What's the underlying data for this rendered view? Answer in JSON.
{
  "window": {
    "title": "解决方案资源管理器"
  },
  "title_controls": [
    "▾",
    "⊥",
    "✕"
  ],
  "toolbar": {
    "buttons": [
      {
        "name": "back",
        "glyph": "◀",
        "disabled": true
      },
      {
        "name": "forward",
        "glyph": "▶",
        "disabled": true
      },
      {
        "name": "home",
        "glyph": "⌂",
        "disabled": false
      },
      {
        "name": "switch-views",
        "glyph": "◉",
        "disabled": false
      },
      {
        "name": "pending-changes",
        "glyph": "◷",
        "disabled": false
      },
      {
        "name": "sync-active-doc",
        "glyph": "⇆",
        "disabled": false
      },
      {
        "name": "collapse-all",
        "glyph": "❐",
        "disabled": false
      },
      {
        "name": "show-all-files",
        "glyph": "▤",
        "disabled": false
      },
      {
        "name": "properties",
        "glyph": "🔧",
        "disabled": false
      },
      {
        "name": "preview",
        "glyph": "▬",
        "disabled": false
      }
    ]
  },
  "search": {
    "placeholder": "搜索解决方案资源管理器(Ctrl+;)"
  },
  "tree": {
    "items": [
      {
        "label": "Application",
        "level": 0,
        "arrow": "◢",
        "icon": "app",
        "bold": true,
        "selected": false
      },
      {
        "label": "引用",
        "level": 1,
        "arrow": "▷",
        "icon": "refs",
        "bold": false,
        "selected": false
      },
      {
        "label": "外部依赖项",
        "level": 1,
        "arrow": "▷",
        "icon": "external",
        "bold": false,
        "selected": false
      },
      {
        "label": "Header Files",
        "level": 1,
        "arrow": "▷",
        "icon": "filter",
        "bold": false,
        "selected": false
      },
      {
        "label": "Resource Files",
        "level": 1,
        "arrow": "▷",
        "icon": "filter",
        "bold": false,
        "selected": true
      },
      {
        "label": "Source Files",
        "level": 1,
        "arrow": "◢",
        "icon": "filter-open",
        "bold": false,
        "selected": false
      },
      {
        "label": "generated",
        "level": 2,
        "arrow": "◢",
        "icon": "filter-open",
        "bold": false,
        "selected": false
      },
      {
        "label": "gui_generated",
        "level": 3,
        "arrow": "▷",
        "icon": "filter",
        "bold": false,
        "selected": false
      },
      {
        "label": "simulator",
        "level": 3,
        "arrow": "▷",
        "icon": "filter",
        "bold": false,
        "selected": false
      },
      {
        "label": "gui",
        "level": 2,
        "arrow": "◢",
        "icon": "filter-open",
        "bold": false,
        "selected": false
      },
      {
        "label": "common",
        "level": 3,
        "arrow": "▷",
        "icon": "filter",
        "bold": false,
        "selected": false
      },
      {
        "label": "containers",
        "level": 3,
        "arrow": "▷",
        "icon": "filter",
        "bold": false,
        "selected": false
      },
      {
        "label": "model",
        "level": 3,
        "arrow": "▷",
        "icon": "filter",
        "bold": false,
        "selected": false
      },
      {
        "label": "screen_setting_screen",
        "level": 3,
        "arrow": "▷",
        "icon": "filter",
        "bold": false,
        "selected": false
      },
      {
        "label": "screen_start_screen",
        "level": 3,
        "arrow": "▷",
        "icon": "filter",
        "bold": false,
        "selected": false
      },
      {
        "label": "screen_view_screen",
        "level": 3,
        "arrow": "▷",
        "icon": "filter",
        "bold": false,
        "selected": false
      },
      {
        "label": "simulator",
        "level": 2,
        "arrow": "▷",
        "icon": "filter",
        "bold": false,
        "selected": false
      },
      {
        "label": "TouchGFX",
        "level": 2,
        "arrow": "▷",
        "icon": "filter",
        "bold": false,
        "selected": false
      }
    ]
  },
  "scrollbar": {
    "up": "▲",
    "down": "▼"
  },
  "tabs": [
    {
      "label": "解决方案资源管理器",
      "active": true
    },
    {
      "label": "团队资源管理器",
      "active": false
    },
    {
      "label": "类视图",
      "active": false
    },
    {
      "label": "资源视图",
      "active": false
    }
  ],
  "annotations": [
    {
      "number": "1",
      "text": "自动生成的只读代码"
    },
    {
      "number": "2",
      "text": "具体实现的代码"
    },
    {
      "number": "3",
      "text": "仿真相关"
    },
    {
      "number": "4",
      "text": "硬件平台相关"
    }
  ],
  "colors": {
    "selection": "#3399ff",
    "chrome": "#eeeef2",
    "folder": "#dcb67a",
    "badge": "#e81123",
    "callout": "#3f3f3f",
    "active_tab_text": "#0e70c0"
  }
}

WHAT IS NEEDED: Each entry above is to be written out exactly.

ANSWER FOR THE TASK:
What's the underlying data for this rendered view? Answer in JSON.
{
  "window": {
    "title": "解决方案资源管理器"
  },
  "title_controls": [
    "▾",
    "⊥",
    "✕"
  ],
  "toolbar": {
    "buttons": [
      {
        "name": "back",
        "glyph": "◀",
        "disabled": true
      },
      {
        "name": "forward",
        "glyph": "▶",
        "disabled": true
      },
      {
        "name": "home",
        "glyph": "⌂",
        "disabled": false
      },
      {
        "name": "switch-views",
        "glyph": "◉",
        "disabled": false
      },
      {
        "name": "pending-changes",
        "glyph": "◷",
        "disabled": false
      },
      {
        "name": "sync-active-doc",
        "glyph": "⇆",
        "disabled": false
      },
      {
        "name": "collapse-all",
        "glyph": "❐",
        "disabled": false
      },
      {
        "name": "show-all-files",
        "glyph": "▤",
        "disabled": false
      },
      {
        "name": "properties",
        "glyph": "🔧",
        "disabled": false
      },
      {
        "name": "preview",
        "glyph": "▬",
        "disabled": false
      }
    ]
  },
  "search": {
    "placeholder": "搜索解决方案资源管理器(Ctrl+;)"
  },
  "tree": {
    "items": [
      {
        "label": "Application",
        "level": 0,
        "arrow": "◢",
        "icon": "app",
        "bold": true,
        "selected": false
      },
      {
        "label": "引用",
        "level": 1,
        "arrow": "▷",
        "icon": "refs",
        "bold": false,
        "selected": false
      },
      {
        "label": "外部依赖项",
        "level": 1,
        "arrow": "▷",
        "icon": "external",
        "bold": false,
        "selected": false
      },
      {
        "label": "Header Files",
        "level": 1,
        "arrow": "▷",
        "icon": "filter",
        "bold": false,
        "selected": false
      },
      {
        "label": "Resource Files",
        "level": 1,
        "arrow": "▷",
        "icon": "filter",
        "bold": false,
        "selected": true
      },
      {
        "label": "Source Files",
        "level": 1,
        "arrow": "◢",
        "icon": "filter-open",
        "bold": false,
        "selected": false
      },
      {
        "label": "generated",
        "level": 2,
        "arrow": "◢",
        "icon": "filter-open",
        "bold": false,
        "selected": false
      },
      {
        "label": "gui_generated",
        "level": 3,
        "arrow": "▷",
        "icon": "filter",
        "bold": false,
        "selected": false
      },
      {
        "label": "simulator",
        "level": 3,
        "arrow": "▷",
        "icon": "filter",
        "bold": false,
        "selected": false
      },
      {
        "label": "gui",
        "level": 2,
        "arrow": "◢",
        "icon": "filter-open",
        "bold": false,
        "selected": false
      },
      {
        "label": "common",
        "level": 3,
        "arrow": "▷",
        "icon": "filter",
        "bold": false,
        "selected": false
      },
      {
        "label": "containers",
        "level": 3,
        "arrow": "▷",
        "icon": "filter",
        "bold": false,
        "selected": false
      },
      {
        "label": "model",
        "level": 3,
        "arrow": "▷",
        "icon": "filter",
        "bold": false,
        "selected": false
      },
      {
        "label": "screen_setting_screen",
        "level": 3,
        "arrow": "▷",
        "icon": "filter",
        "bold": false,
        "selected": false
      },
      {
        "label": "screen_start_screen",
        "level": 3,
        "arrow": "▷",
        "icon": "filter",
        "bold": false,
        "selected": false
      },
      {
        "label": "screen_view_screen",
        "level": 3,
        "arrow": "▷",
        "icon": "filter",
        "bold": false,
        "selected": false
      },
      {
        "label": "simulator",
        "level": 2,
        "arrow": "▷",
        "icon": "filter",
        "bold": false,
        "selected": false
      },
      {
        "label": "TouchGFX",
        "level": 2,
        "arrow": "▷",
        "icon": "filter",
        "bold": false,
        "selected": false
      }
    ]
  },
  "scrollbar": {
    "up": "▲",
    "down": "▼"
  },
  "tabs": [
    {
      "label": "解决方案资源管理器",
      "active": true
    },
    {
      "label": "团队资源管理器",
      "active": false
    },
    {
      "label": "类视图",
      "active": false
    },
    {
      "label": "资源视图",
      "active": false
    }
  ],
  "annotations": [
    {
      "number": "1",
      "text": "自动生成的只读代码"
    },
    {
      "number": "2",
      "text": "具体实现的代码"
    },
    {
      "number": "3",
      "text": "仿真相关"
    },
    {
      "number": "4",
      "text": "硬件平台相关"
    }
  ],
  "colors": {
    "selection": "#3399ff",
    "chrome": "#eeeef2",
    "folder": "#dcb67a",
    "badge": "#e81123",
    "callout": "#3f3f3f",
    "active_tab_text": "#0e70c0"
  }
}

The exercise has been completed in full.